Acquiring information about a natural feature or phenomenon, such as the Earth's surface, without actually being in contact with it. USGS remote sensing is usually carried out with airborne or spaceborne sensors or cameras.
Information on video and still photography used to supplement laser altimetry measurements of the coast. The photography is used for recognizing geomorphic and cultural features impacted by storms. Links to photo collections of hurricanes and El Nino.
Airborne scanning laser surveys (LIDAR) are used to obtaining data to investigate the magnitude and causes of coastal changes that occur during severe storms. Links to examples of coastal mapping during specific hurricanes.
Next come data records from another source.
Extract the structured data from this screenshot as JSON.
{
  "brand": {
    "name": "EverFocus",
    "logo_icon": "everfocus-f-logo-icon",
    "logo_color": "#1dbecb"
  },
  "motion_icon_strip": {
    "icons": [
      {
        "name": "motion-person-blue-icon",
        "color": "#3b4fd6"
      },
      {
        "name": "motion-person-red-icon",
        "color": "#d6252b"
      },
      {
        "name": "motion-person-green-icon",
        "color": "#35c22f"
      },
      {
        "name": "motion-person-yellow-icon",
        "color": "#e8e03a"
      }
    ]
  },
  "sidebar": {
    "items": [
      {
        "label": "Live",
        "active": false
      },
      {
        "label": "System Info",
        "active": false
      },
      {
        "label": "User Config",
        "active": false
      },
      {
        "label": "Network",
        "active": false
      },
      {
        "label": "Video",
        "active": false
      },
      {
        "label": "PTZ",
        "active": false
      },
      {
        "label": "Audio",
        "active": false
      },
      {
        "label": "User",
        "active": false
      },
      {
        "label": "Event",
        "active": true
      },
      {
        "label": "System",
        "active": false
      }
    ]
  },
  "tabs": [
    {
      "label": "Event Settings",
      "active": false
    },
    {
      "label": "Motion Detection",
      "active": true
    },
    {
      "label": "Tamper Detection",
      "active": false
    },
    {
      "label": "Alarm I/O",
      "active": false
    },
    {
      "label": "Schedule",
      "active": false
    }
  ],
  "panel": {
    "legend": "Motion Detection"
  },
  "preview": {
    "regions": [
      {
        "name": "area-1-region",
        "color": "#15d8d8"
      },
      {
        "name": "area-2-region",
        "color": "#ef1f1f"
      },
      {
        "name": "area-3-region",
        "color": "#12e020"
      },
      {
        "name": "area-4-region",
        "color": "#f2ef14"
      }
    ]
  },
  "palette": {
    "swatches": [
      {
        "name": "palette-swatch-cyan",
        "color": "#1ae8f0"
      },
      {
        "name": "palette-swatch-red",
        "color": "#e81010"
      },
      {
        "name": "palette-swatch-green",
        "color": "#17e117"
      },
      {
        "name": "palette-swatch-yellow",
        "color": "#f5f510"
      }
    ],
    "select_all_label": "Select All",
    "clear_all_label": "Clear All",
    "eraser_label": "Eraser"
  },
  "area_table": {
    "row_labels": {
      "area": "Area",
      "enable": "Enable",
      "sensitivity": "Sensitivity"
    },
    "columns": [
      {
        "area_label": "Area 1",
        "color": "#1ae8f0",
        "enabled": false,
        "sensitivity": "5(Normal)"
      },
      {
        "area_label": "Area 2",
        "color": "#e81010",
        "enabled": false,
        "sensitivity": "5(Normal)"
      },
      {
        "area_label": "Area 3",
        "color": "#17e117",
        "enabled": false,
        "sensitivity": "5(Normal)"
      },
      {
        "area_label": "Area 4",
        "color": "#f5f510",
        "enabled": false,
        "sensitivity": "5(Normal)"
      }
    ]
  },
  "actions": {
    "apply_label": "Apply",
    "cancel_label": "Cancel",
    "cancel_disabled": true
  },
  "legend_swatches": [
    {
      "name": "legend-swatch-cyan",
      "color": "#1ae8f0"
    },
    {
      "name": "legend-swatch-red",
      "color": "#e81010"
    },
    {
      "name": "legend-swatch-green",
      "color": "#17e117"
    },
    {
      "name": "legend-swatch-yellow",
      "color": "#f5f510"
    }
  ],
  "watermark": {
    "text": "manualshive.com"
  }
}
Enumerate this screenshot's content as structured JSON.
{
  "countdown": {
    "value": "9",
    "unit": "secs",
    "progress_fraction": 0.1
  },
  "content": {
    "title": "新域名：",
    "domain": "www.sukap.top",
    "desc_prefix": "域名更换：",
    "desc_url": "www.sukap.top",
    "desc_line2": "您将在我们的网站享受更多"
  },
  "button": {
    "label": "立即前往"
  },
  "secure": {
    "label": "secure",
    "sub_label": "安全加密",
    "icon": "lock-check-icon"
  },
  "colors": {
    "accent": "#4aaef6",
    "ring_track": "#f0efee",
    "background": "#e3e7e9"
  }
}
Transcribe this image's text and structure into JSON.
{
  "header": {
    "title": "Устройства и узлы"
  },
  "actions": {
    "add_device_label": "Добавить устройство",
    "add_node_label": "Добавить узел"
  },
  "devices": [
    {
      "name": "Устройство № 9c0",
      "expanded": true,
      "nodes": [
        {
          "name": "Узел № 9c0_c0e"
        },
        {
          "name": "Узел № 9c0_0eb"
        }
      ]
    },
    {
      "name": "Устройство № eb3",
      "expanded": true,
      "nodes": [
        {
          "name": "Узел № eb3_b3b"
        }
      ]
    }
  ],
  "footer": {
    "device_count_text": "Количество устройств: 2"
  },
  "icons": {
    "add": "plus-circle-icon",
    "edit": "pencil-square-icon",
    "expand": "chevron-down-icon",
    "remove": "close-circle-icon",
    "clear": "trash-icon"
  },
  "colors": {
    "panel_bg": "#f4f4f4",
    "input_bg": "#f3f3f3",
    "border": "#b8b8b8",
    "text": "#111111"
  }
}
Description of three types of severe coastal storm impacts: hurricane impacts on the southeast U.S., extra-tropical storm impacts on the U.S. west coast during El-Nino winters, and 'northeaster' impacts on the U.S. east coast.
Landscapes of interwoven wetlands and uplands offer a rich set of ecosystem goods and services. Changes in climate and land use can affect the value of those services. We study these areas to understand how they may be changing.
Integrated Software for Imagery and Spectrometers (ISIS) is a comprehensive, user-friendly, portable tool for processing, analyzing, and displaying remotely sensed image data. Homepage provides documentation, acquisition, user feedback, and FAQs.
Overview of the environmental monitoring component of the international program at the EROS Data Center using Geographic Information Systems (GIS) technology, with links to data, partners, publications, and workshops.
Will salt marshes survive if sea level rises quickly? The answer depends on whether the areas surrounding them can allow salt marsh fauna and flora to migrate there. Local topography, both natural and manmade, is the main factor limiting this migration.